(Given entries begins)
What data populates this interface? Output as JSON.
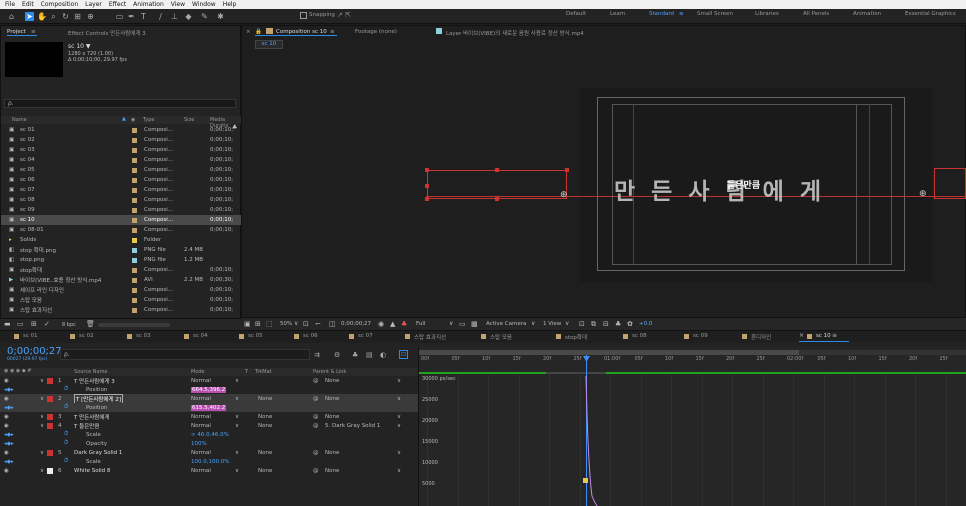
{
  "menu": [
    "File",
    "Edit",
    "Composition",
    "Layer",
    "Effect",
    "Animation",
    "View",
    "Window",
    "Help"
  ],
  "toolbar": {
    "snapping_label": "Snapping",
    "workspaces": [
      "Default",
      "Learn",
      "Standard",
      "Small Screen",
      "Libraries",
      "All Panels",
      "Animation",
      "Essential Graphics"
    ],
    "active_workspace": "Standard"
  },
  "project": {
    "tab_label": "Project",
    "effect_controls_label": "Effect Controls 만든사람에게 3",
    "selected_name": "sc 10 ▼",
    "selected_info1": "1280 x 720 (1.00)",
    "selected_info2": "Δ 0;00;10;00, 29.97 fps",
    "search_placeholder": "ρ.",
    "columns": [
      "Name",
      "Type",
      "Size",
      "Media Duratio"
    ],
    "items": [
      {
        "name": "sc 01",
        "type": "Composi...",
        "size": "",
        "duration": "0;00;10;"
      },
      {
        "name": "sc 02",
        "type": "Composi...",
        "size": "",
        "duration": "0;00;10;"
      },
      {
        "name": "sc 03",
        "type": "Composi...",
        "size": "",
        "duration": "0;00;10;"
      },
      {
        "name": "sc 04",
        "type": "Composi...",
        "size": "",
        "duration": "0;00;10;"
      },
      {
        "name": "sc 05",
        "type": "Composi...",
        "size": "",
        "duration": "0;00;10;"
      },
      {
        "name": "sc 06",
        "type": "Composi...",
        "size": "",
        "duration": "0;00;10;"
      },
      {
        "name": "sc 07",
        "type": "Composi...",
        "size": "",
        "duration": "0;00;10;"
      },
      {
        "name": "sc 08",
        "type": "Composi...",
        "size": "",
        "duration": "0;00;10;"
      },
      {
        "name": "sc 09",
        "type": "Composi...",
        "size": "",
        "duration": "0;00;10;"
      },
      {
        "name": "sc 10",
        "type": "Composi...",
        "size": "",
        "duration": "0;00;10;"
      },
      {
        "name": "sc 08-01",
        "type": "Composi...",
        "size": "",
        "duration": "0;00;10;"
      },
      {
        "name": "Solids",
        "type": "Folder",
        "size": "",
        "duration": ""
      },
      {
        "name": "stop 확대.png",
        "type": "PNG file",
        "size": "2.4 MB",
        "duration": ""
      },
      {
        "name": "stop.png",
        "type": "PNG file",
        "size": "1.2 MB",
        "duration": ""
      },
      {
        "name": "stop확대",
        "type": "Composi...",
        "size": "",
        "duration": "0;00;10;"
      },
      {
        "name": "바이브(VIBE..효용 정산 방식.mp4",
        "type": "AVI",
        "size": "2.2 MB",
        "duration": "0;00;30;"
      },
      {
        "name": "셰이프 라인 디자인",
        "type": "Composi...",
        "size": "",
        "duration": "0;00;10;"
      },
      {
        "name": "스탑 모음",
        "type": "Composi...",
        "size": "",
        "duration": "0;00;10;"
      },
      {
        "name": "스탑 효과지선",
        "type": "Composi...",
        "size": "",
        "duration": "0;00;10;"
      }
    ],
    "footer_bpc": "8 bpc"
  },
  "viewer": {
    "comp_tab": "Composition sc 10",
    "footage_tab": "Footage (none)",
    "layer_tab": "Layer 바이브(VIBE)의 새로운 음원 사용료 정산 방식.mp4",
    "breadcrumb": "sc 10",
    "main_text": "만 든 사 람 에 게",
    "overlay_text": "들은만큼",
    "zoom": "50%",
    "timecode": "0;00;00;27",
    "resolution": "Full",
    "camera": "Active Camera",
    "views": "1 View",
    "exposure": "+0.0"
  },
  "timeline": {
    "tabs": [
      "sc 01",
      "sc 02",
      "sc 03",
      "sc 04",
      "sc 05",
      "sc 06",
      "sc 07",
      "스탑 효과지선",
      "스탑 모음",
      "stop확대",
      "sc 08",
      "sc 09",
      "흔디자인",
      "sc 10"
    ],
    "active_tab": "sc 10",
    "timecode": "0;00;00;27",
    "timecode_sub": "00027 (29.97 fps)",
    "columns": {
      "source": "Source Name",
      "mode": "Mode",
      "t": "T",
      "trkmat": "TrkMat",
      "parent": "Parent & Link"
    },
    "layers": [
      {
        "kind": "layer",
        "num": "1",
        "name": "T 만든사람에게 3",
        "mode": "Normal",
        "trkmat": "",
        "parent": "None"
      },
      {
        "kind": "prop",
        "name": "Position",
        "value": "664.5,396.2"
      },
      {
        "kind": "layer",
        "num": "2",
        "name": "T [만든사람에게 2]",
        "mode": "Normal",
        "trkmat": "None",
        "parent": "None"
      },
      {
        "kind": "prop",
        "name": "Position",
        "value": "615.5,402.2"
      },
      {
        "kind": "layer",
        "num": "3",
        "name": "T 만든사람에게",
        "mode": "Normal",
        "trkmat": "None",
        "parent": "None"
      },
      {
        "kind": "layer",
        "num": "4",
        "name": "T 들은만큼",
        "mode": "Normal",
        "trkmat": "None",
        "parent": "5. Dark Gray Solid 1"
      },
      {
        "kind": "prop",
        "name": "Scale",
        "value": "∞ 46.0,46.0%"
      },
      {
        "kind": "prop",
        "name": "Opacity",
        "value": "100%"
      },
      {
        "kind": "layer",
        "num": "5",
        "name": "Dark Gray Solid 1",
        "mode": "Normal",
        "trkmat": "None",
        "parent": "None"
      },
      {
        "kind": "prop",
        "name": "Scale",
        "value": "100.0,100.0%"
      },
      {
        "kind": "layer",
        "num": "6",
        "name": "White Solid 8",
        "mode": "Normal",
        "trkmat": "None",
        "parent": "None"
      }
    ],
    "ruler": [
      "00f",
      "05f",
      "10f",
      "15f",
      "20f",
      "25f",
      "01:00f",
      "05f",
      "10f",
      "15f",
      "20f",
      "25f",
      "02:00f",
      "05f",
      "10f",
      "15f",
      "20f",
      "25f"
    ],
    "graph_labels": [
      "30000 px/sec",
      "25000",
      "20000",
      "15000",
      "10000",
      "5000"
    ]
  },
  "colors": {
    "accent_blue": "#2d8ceb",
    "layer_red": "#c33333",
    "label_tan": "#c2a36b",
    "label_yellow": "#e6c84a",
    "playhead": "#3c8cff",
    "graph_line": "#c58ce6",
    "worarea": "#1fa31f"
  }
}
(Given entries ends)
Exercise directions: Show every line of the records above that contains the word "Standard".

Expected answer:
      "Standard",
    "active_workspace": "Standard"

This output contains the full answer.